$\frac{L}{2a} = \sinh\left(\frac{k}{2a}\right)$
$\sinh^{-1}\left(\frac{L}{2a}\right)= \frac{k}{2a}$
$k = \left(2a\right) \sinh^{-1}\left(\frac{L}{2a}\right)$
$\delta = k - L = \left(2a\right) \sinh^{-1}\left(\frac{L}{2a}\right) - L$

Evaluating delta at L=0 yields zero, so there is no zero order term in the Taylor series. The first derivative of this function with respect to L is:

$\frac{d\delta}{dL} = \frac{1}{\sqrt{\frac{L^2}{4 a^2}+1}}-1$

Evaluated at L=0 it vanishes and so does not contribute a Taylor series term. The second derivative of $\delta$ is:

$\frac{d^2\delta}{{dL}^2} = -\frac{L}{4 a^2 \left(\frac{L^2}{4 a^2}+1\right)^{3/2}}$

Again when evaluated at L=0 it vanishes. When evaluated at L=0 the third derivative survives however:

$\frac{d^3\delta}{{dL}^3} = -\frac{ \left(8 a^3-4\text{aL}^2\right)}{\left(4 a^2+L^2\right)^{5/2} }$

Thus the first surviving term in the Taylor series is:

$\delta \cong \left[\frac{d^3\delta}{{dL}^3}\right]_{L=0} \frac{ L^3}{3!} = -\frac{1}{4a^2} \frac{L^3}{6} = \frac{-L^3}{24a^2} = \frac{-L^1 \omega^2 g^2}{24 P^2}$

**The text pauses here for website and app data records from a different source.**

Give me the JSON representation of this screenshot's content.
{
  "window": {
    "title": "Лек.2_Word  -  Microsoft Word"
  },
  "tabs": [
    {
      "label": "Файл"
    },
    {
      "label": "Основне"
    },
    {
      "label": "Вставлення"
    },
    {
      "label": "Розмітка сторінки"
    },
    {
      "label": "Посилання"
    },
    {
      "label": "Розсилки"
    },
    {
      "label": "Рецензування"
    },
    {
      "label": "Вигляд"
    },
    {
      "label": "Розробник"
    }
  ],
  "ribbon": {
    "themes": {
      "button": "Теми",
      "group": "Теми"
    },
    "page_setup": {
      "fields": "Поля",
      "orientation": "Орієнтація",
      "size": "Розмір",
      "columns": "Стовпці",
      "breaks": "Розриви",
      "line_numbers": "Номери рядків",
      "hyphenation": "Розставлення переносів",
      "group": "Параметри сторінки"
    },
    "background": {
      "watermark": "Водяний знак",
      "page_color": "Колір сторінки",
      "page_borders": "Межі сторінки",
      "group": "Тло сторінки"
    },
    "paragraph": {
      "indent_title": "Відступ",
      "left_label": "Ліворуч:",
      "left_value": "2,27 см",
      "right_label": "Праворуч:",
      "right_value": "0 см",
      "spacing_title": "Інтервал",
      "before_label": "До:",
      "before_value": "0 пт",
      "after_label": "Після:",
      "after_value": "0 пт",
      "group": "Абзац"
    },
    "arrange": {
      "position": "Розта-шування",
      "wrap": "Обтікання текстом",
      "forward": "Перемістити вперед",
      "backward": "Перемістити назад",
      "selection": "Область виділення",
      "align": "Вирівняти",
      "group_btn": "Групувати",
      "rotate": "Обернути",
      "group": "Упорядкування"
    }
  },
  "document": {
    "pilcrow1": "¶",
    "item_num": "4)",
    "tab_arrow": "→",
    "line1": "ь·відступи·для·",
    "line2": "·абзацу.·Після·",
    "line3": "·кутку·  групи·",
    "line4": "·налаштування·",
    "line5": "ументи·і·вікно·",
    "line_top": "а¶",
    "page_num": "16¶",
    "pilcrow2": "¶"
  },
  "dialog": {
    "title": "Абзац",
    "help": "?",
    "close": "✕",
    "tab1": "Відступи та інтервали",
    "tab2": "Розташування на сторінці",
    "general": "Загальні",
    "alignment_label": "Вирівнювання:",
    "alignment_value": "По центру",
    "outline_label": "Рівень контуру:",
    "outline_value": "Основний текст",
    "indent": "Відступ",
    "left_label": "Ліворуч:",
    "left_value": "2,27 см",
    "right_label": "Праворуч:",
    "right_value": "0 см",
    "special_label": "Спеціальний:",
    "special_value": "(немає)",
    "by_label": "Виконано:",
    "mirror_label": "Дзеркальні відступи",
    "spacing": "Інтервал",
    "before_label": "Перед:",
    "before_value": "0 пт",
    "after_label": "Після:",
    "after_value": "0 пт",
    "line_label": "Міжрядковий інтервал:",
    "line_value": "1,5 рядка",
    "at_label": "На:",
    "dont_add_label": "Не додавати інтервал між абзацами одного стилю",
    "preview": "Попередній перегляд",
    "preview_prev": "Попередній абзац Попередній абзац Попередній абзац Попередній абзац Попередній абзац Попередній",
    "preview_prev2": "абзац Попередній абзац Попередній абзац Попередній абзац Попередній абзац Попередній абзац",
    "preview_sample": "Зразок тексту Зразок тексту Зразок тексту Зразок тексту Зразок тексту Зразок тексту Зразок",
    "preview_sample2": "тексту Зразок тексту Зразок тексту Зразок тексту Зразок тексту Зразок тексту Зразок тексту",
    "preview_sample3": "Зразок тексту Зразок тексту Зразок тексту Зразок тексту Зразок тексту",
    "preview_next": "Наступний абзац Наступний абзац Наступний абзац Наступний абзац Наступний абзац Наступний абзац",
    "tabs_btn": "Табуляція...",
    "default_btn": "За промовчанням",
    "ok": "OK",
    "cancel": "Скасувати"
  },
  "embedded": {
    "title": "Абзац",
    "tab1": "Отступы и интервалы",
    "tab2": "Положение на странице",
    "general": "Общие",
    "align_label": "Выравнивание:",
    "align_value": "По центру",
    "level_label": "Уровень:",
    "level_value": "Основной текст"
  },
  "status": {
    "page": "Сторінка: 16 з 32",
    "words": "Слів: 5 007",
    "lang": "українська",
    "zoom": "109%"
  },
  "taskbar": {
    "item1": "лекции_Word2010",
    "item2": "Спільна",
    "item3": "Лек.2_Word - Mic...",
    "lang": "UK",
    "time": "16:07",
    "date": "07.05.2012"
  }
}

Notice that the variable P here is the tension on the cable, whereas above P is the mass whose gravitational force (mass times gravitational acceleration) equals the tension on the cable. The only conversion necessary then is to take P/g here and equate it to P above. Also this formula is the tape sag correction to be added to the measured distance, so the negative sign in front can be removed and the tape sag correction can be made instead by subtracting the absolute value as is done in the preceding section.